Zack Baddorf, award-winning journalist and filmmaker, joins The Leadership Podcast to discuss what he has learned while documenting what it is to be human in more than 30 countries, including Syria, Iraq, Ukraine, Afghanistan, Pakistan, the West Bank, and Kashmir, as well as rebel-held territory in Sri Lanka and Burma. Zack has been published by the New York Times, Washington Post, BBC, Reuters, CBS, ABC, NPR, and the Wall Street Journal. His videos on social media alone have more than 30 million views.
[3:47] Zack has worked in over 70 countries. His big takeaway is that around the world, we’re not very different from one another. He tries not to judge people, even people who make bad choices.
[5:12] Zack shares an experience he had of demonstrating a drone to starving children in the Central African Republic. In the midst of terrible conditions, they found joy and happiness in the good in their lives.
[22:23] Zack is a proponent of the UN’s Universal Human Rights: education, food, security, and more. It’s a work in progress. He also believes in the Western World’s responsibility to protect people from violations of human rights.
[28:53] For troubled countries, leadership for change comes down to trust. You can’t come into a situation quickly and expect to be effective. Zach gives examples of working with U.S. Special Forces in Afghanistan and with community religious leaders in the Central African Republic. Trust is built over time.
[33:54] Zach’s curiosity is driven by his desire to know how things work and what is going on in the world. He wants to get all the angles to a story, being objective while acknowledging our biases.
How to contact or follow Zack:
We’re not very different from one another.
I try not to judge
It’s going to be the youth who take the country forward
Good journalists recognize their own bias

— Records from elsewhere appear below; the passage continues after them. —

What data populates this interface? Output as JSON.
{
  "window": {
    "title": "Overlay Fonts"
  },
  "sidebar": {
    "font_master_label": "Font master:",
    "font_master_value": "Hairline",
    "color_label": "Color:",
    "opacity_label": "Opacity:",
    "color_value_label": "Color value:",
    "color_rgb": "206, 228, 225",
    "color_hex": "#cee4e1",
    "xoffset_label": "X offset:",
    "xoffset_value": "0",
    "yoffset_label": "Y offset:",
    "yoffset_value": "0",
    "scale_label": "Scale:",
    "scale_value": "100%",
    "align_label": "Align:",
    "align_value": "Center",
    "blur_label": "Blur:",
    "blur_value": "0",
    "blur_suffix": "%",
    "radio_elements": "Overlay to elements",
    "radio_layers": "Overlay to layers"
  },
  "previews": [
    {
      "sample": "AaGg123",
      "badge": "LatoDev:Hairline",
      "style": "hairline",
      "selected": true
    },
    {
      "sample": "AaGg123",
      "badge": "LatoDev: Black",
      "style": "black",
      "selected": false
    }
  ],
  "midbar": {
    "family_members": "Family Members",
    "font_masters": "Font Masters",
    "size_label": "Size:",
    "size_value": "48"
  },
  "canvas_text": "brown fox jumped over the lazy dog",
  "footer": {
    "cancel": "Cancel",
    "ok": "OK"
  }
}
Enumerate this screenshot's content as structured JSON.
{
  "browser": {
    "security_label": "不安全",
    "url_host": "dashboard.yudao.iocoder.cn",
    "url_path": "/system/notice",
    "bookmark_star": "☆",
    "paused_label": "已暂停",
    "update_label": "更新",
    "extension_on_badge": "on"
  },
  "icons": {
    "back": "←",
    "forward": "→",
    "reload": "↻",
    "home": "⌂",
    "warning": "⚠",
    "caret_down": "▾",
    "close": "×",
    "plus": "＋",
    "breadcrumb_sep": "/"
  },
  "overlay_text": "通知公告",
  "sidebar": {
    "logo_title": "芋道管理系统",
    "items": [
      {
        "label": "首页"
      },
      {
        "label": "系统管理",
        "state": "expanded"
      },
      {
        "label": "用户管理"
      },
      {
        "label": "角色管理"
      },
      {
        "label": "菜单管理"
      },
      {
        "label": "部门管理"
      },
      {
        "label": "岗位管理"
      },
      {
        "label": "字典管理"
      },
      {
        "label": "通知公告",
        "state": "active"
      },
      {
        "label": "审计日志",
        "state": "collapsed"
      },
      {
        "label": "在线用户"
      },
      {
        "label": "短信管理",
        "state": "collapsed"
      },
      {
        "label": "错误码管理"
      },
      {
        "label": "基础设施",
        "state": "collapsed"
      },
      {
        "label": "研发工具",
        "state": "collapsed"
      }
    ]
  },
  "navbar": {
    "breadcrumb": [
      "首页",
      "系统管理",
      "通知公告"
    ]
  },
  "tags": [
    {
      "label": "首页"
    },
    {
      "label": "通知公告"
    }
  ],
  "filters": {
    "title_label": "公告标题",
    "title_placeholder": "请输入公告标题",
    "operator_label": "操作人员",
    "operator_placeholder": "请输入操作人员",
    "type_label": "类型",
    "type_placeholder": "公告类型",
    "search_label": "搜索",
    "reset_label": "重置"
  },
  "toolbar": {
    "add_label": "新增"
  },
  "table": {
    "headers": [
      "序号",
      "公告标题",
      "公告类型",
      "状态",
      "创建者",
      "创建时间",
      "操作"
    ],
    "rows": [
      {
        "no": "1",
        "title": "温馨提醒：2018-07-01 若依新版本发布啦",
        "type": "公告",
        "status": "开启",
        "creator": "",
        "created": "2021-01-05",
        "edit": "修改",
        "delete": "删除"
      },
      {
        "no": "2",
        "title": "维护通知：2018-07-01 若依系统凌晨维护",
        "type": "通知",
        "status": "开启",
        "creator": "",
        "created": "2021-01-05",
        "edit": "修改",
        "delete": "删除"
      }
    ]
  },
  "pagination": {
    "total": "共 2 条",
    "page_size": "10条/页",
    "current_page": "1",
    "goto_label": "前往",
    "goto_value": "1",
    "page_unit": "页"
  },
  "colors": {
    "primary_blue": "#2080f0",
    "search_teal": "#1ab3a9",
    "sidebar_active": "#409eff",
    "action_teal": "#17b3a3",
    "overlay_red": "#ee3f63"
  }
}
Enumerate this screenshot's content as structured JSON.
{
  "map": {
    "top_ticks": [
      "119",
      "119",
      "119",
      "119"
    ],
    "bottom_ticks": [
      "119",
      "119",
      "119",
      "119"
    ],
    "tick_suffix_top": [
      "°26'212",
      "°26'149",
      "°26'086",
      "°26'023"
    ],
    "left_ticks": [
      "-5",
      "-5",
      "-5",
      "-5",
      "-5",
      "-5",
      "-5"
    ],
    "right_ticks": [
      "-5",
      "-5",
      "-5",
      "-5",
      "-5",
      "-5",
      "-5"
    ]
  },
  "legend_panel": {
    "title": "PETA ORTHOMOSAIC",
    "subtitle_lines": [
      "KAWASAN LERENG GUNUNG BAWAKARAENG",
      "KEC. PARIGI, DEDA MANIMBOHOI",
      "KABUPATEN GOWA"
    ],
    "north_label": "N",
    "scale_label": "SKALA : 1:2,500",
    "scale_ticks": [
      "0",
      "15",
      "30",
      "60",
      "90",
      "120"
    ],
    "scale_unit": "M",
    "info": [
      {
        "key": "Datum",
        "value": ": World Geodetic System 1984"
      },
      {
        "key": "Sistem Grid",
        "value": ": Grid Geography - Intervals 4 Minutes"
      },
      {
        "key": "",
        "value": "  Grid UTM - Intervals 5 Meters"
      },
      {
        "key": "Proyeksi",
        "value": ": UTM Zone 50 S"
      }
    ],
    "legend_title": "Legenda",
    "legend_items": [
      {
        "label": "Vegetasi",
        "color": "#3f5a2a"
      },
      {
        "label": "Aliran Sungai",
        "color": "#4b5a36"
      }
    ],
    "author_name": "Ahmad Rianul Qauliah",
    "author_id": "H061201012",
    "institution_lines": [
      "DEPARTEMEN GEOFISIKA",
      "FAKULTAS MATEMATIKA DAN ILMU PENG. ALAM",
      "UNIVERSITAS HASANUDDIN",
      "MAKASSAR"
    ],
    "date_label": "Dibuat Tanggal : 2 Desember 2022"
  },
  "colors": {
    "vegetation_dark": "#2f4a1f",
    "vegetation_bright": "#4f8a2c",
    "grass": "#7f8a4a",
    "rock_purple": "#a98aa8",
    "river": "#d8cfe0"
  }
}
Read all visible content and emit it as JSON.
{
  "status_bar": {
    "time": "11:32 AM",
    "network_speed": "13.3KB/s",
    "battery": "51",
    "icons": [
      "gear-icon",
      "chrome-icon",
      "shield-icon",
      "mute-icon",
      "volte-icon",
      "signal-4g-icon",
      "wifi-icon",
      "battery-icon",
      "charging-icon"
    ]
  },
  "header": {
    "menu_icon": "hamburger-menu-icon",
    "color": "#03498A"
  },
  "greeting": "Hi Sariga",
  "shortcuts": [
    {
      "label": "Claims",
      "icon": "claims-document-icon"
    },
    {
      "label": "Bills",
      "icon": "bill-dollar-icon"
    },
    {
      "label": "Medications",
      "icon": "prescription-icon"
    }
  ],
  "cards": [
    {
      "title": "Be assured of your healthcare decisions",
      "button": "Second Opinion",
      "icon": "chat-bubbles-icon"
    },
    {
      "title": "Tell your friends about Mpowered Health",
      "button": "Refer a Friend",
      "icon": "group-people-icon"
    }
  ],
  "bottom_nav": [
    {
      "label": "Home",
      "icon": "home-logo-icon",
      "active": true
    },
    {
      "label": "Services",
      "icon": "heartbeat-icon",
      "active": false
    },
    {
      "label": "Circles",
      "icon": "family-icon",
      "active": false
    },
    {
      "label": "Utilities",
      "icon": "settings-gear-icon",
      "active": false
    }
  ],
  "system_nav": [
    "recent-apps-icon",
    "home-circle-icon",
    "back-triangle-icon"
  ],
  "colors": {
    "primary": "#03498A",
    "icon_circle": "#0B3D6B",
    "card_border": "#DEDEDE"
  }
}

You have to know all the different angles of a story.
Zack Baddorf Bio
Zack is a journalist and filmmaker with more than 15 years of experience producing award-winning stories from more than 30 countries, including Syria, Iraq, Ukraine, Afghanistan, Pakistan, the West Bank, and Kashmir, as well as rebel-held territory in Sri Lanka and Burma.
His work has been published by the New York Times, Washington Post, BBC, Reuters, AP, The Guardian, CBS, ABC, NPR, the Wall Street Journal, Christian Science Monitor, Newsweek, VICE, RYOT, Al Jazeera English, and other publications in video, radio, photo, and print formats. My videos on social media alone have more than 30 million views.
While based in the Central African Republic, Zack broke the news of the American military ending its mission against the Lord’s Resistance Army. His in-depth reporting on the Syrian town of Moadamiyah contributed to humanitarian access being granted to besieged people there. Weeks before Russian troops invaded Crimea, my reporting from the peninsula highlighted its political importance in the conflict.
He works as a video producer for the International Center for the Study of Violent Extremism, crafting anti-ISIS videos. For a year in Afghanistan, he worked on rural, remote bases for the U.S. Special Operations Command as a civilian videographer, alongside Green Berets, Navy SEALs and Afghan security forces.
Zack has also worked as an adjunct professor at New York University and New York Film Academy, teaching public relations and broadcast journalism. Among his other achievements are many degrees – master of fine arts degree in documentary studies, a master of arts degree in international relations, another master’s in public relations and a bachelor’s in journalism.